Work task.
Go through the data below and gather each line containing "this".

Input material.
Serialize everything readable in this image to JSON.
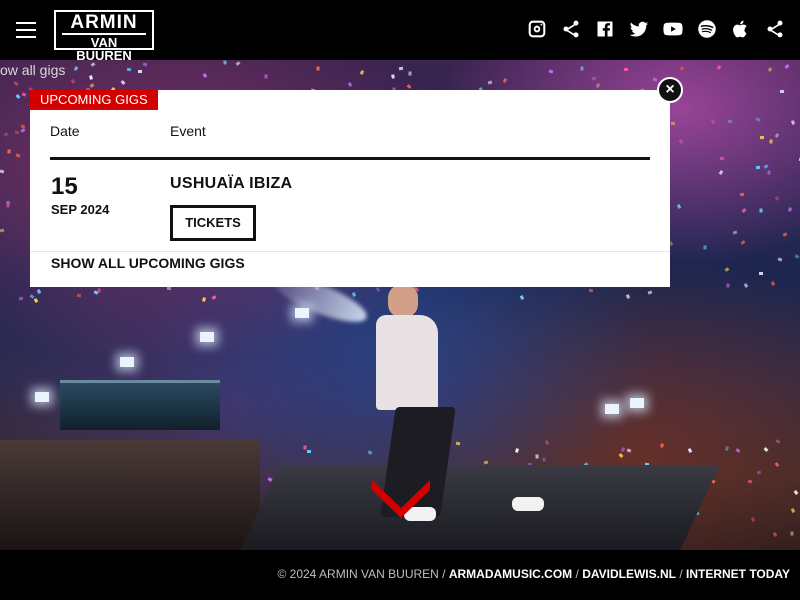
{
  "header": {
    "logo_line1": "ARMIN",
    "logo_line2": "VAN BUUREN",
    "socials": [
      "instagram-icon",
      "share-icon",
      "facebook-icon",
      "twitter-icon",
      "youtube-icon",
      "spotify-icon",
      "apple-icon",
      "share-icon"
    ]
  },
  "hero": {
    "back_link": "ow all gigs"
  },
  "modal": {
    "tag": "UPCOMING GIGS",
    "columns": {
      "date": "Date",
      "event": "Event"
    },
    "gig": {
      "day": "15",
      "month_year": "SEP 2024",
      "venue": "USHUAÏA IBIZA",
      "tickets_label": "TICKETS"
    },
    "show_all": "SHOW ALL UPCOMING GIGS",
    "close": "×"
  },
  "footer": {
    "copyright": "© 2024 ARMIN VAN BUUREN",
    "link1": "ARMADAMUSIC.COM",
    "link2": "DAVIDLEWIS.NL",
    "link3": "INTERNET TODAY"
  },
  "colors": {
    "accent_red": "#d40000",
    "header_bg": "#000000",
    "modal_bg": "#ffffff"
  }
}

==

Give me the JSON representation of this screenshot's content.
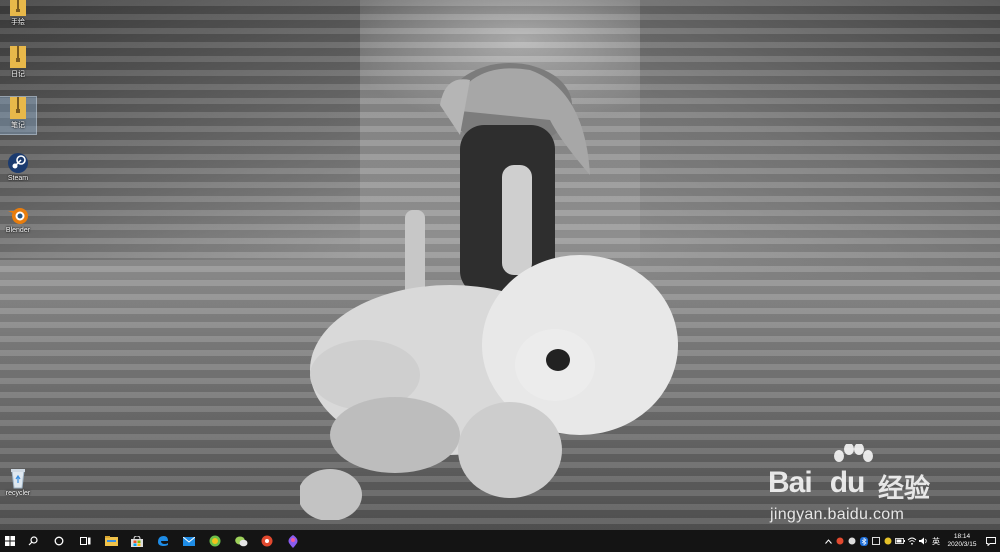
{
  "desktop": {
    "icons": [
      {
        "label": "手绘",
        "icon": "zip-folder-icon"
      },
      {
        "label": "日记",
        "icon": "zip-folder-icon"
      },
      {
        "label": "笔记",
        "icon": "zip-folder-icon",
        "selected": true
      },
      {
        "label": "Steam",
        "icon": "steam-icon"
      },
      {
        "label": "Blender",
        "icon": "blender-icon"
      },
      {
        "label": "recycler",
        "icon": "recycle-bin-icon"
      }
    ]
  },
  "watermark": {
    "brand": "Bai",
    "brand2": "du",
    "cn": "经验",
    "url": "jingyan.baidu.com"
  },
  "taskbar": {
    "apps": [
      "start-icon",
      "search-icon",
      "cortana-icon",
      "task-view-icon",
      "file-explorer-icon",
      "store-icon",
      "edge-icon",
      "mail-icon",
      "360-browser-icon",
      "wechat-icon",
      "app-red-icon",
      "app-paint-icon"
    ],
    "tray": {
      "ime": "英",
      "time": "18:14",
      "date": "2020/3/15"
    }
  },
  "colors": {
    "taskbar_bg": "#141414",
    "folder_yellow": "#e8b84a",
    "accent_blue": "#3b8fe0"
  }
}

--

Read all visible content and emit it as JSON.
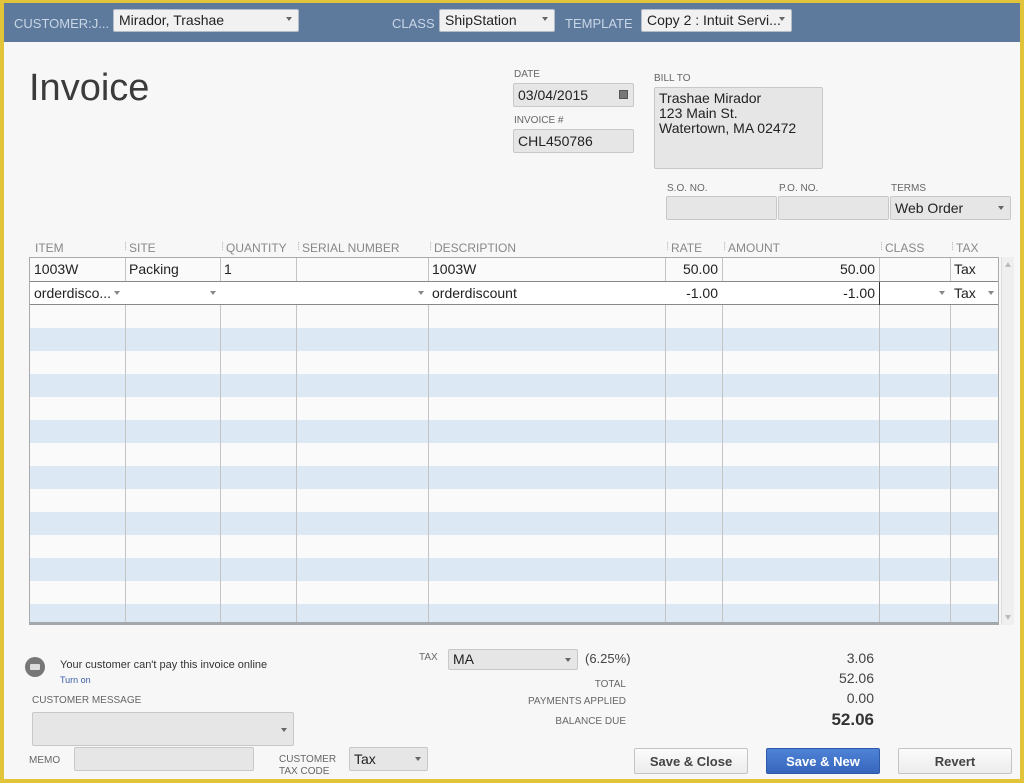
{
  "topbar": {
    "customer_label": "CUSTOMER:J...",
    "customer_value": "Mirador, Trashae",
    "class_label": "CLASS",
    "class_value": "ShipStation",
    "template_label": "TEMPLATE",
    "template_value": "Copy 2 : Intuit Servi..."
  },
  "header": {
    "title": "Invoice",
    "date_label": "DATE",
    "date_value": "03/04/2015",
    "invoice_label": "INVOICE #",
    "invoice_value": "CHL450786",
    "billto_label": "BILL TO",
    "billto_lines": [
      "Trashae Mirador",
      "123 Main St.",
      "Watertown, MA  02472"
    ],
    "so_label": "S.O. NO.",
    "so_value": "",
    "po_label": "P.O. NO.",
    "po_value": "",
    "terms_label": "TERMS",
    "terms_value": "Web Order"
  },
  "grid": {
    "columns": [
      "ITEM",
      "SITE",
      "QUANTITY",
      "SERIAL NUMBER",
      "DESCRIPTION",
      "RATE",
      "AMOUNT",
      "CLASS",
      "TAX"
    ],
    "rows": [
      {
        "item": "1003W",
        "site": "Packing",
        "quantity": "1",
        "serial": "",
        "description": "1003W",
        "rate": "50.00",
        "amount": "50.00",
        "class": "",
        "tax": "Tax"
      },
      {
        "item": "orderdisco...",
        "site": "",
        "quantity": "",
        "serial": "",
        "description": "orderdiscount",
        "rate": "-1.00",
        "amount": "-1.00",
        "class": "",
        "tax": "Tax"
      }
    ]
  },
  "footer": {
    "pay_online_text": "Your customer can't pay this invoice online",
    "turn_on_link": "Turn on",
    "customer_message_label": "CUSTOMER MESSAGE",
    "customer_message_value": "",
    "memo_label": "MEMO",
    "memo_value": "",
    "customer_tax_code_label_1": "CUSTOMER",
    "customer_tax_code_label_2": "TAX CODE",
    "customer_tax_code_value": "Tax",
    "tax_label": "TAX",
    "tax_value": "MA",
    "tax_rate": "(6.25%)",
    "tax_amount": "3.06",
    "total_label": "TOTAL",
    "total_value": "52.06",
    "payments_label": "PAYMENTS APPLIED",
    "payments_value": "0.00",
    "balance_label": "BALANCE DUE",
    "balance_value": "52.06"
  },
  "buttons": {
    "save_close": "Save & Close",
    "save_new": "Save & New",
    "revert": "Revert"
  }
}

Solution.
Serialize everything readable in this image to JSON.
Give me the JSON representation of this screenshot's content.
    "pay_online_text": "Your customer can't pay this invoice online",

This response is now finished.